After Johnson was forced to leave the band — and its large-venue performances — in 2016 due to a risk of total hearing loss, the “Back in Black” singer turned to the second love of his life after music. That was racing cars, and he found himself winning more than he had in the past.
“People would come up to me afterwards and say, ‘Brian, you’re fearless!,’ but I wasn’t fearless,” Johnson writes in “The Lives of Brian,” his new memoir, via Ultimate Classic Rock. “I just didn’t f— care any more. I’d always thought that the best way to go out would be at 180 mph, flat-out around a corner. You’d hit the wall and boom, it would be over, just like that.”
In 2016, Johnson said in a press release that the day of his hearing-loss diagnosis was “the darkest day of my professional life.” He had been advised that if he continued to perform with what he called “the loudest band in the world,” he risked losing what was left of his hearing.
“Our fans deserve my performance to be at the highest level, and if for any reason I can’t deliver that level of performance I will not disappoint our fans or embarrass the other members of AC/DC,” he said at the time.
In his memoir, Johnson revealed that he couldn’t watch his bandmates perform after Axl Rose took over for him on the Rock or Bust tour. But he said he wasn’t suicidal when he turned to racing and began to drive recklessly.
“Don’t get me wrong,” Johnson wrote. “I didn’t want to die. … I just wouldn’t have minded all that much.”
The man who’d gone from installing vinyl car roofs to leading one of rock’s greatest bands was distraught.
But hope lurked over the horizon in the form of an invention from Tennessee in-ear audio technology expert Stephen Ambrose, who created the first in-ear monitors for musicians decades ago and more recently improved on that product.
“He said, ‘I’ve invented these. Put them in your ears,’” the singer said Tuesday on “Good Morning America.” “I went, ‘Ooh! God! I can hear everything!’”
By 2017, Johnson was singing again, and he was able to return to AC/DC for the band’s 2020 album, “Power Up.” (An accompanying tour was delayed by the pandemic.)

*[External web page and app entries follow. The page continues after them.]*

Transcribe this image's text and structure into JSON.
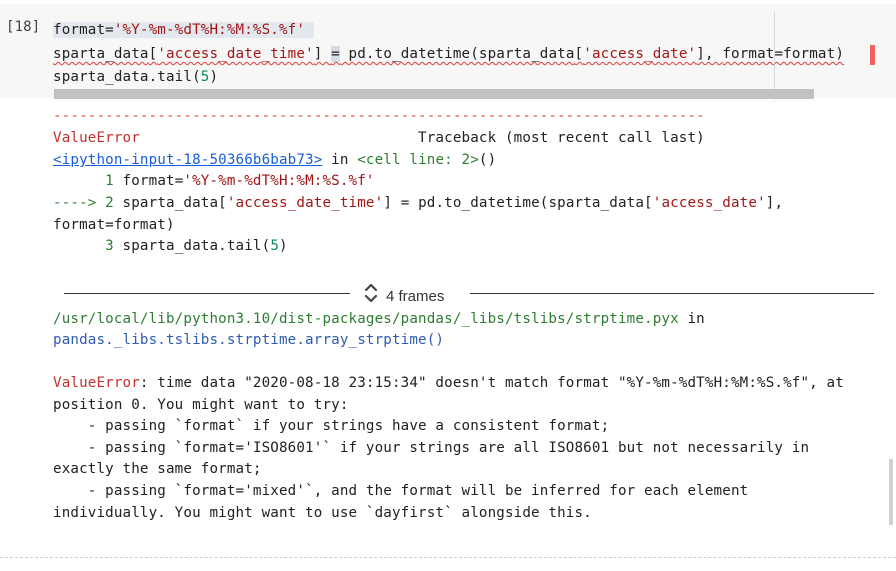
{
  "cell": {
    "execution_count": "[18]",
    "code": {
      "l1_a": "format=",
      "l1_b": "'%Y-%m-%dT%H:%M:%S.%f'",
      "l2_a": "sparta_data",
      "l2_b": "[",
      "l2_c": "'access_date_time'",
      "l2_d": "] ",
      "l2_e": "=",
      "l2_f": " pd.to_datetime(sparta_data",
      "l2_g": "[",
      "l2_h": "'access_date'",
      "l2_i": "], ",
      "l2_j": "format=format)",
      "l3_a": "sparta_data.tail(",
      "l3_b": "5",
      "l3_c": ")"
    }
  },
  "output": {
    "rule": "---------------------------------------------------------------------------",
    "error_name": "ValueError",
    "traceback_header": "                                Traceback (most recent call last)",
    "input_link": "<ipython-input-18-50366b6bab73>",
    "in_word": " in ",
    "cell_line": "<cell line: 2>",
    "cell_line_paren": "()",
    "tb1_num": "      1 ",
    "tb1_a": "format=",
    "tb1_b": "'%Y-%m-%dT%H:%M:%S.%f'",
    "tb2_arrow": "----> 2 ",
    "tb2_a": "sparta_data[",
    "tb2_b": "'access_date_time'",
    "tb2_c": "] = pd.to_datetime(sparta_data[",
    "tb2_d": "'access_date'",
    "tb2_e": "],",
    "tb2_cont": "format=format)",
    "tb3_num": "      3 ",
    "tb3_a": "sparta_data.tail(",
    "tb3_b": "5",
    "tb3_c": ")",
    "frames_label": "4 frames",
    "path": "/usr/local/lib/python3.10/dist-packages/pandas/_libs/tslibs/strptime.pyx",
    "path_in": " in",
    "func": "pandas._libs.tslibs.strptime.array_strptime()",
    "err_name2": "ValueError",
    "msg1": ": time data \"2020-08-18 23:15:34\" doesn't match format \"%Y-%m-%dT%H:%M:%S.%f\", at",
    "msg2": "position 0. You might want to try:",
    "msg3": "    - passing `format` if your strings have a consistent format;",
    "msg4": "    - passing `format='ISO8601'` if your strings are all ISO8601 but not necessarily in",
    "msg5": "exactly the same format;",
    "msg6": "    - passing `format='mixed'`, and the format will be inferred for each element",
    "msg7": "individually. You might want to use `dayfirst` alongside this."
  },
  "colors": {
    "string": "#a31515",
    "number": "#09885a",
    "error": "#c53030",
    "link": "#1a5fd6"
  }
}
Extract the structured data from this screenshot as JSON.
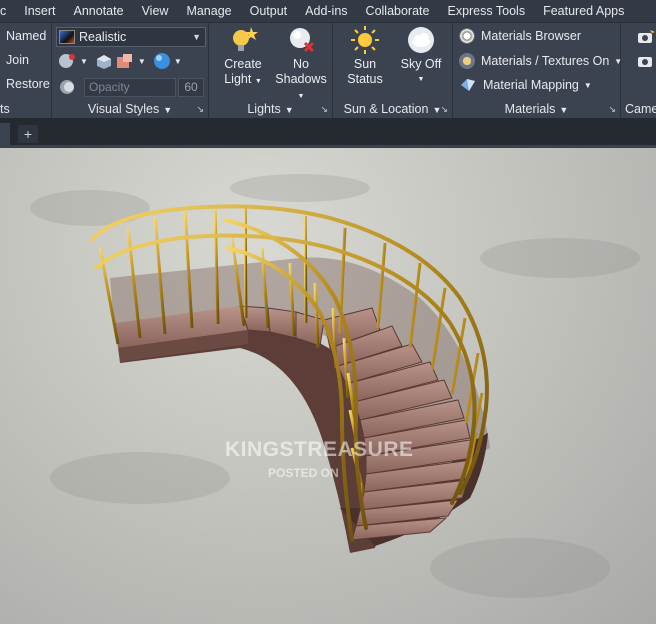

The “Thunderstruck” singer went from being able to hear “no tune to the guitars — it was awful” to rocking out in September at Wembley Stadium at a tribute concert for late Foo Fighters drummer Taylor Hawkins.
“It was just magic. Just magic,” Johnson said on “GMA.” “It’s what you live for.”
“The Lives of Brian” is available from major booksellers.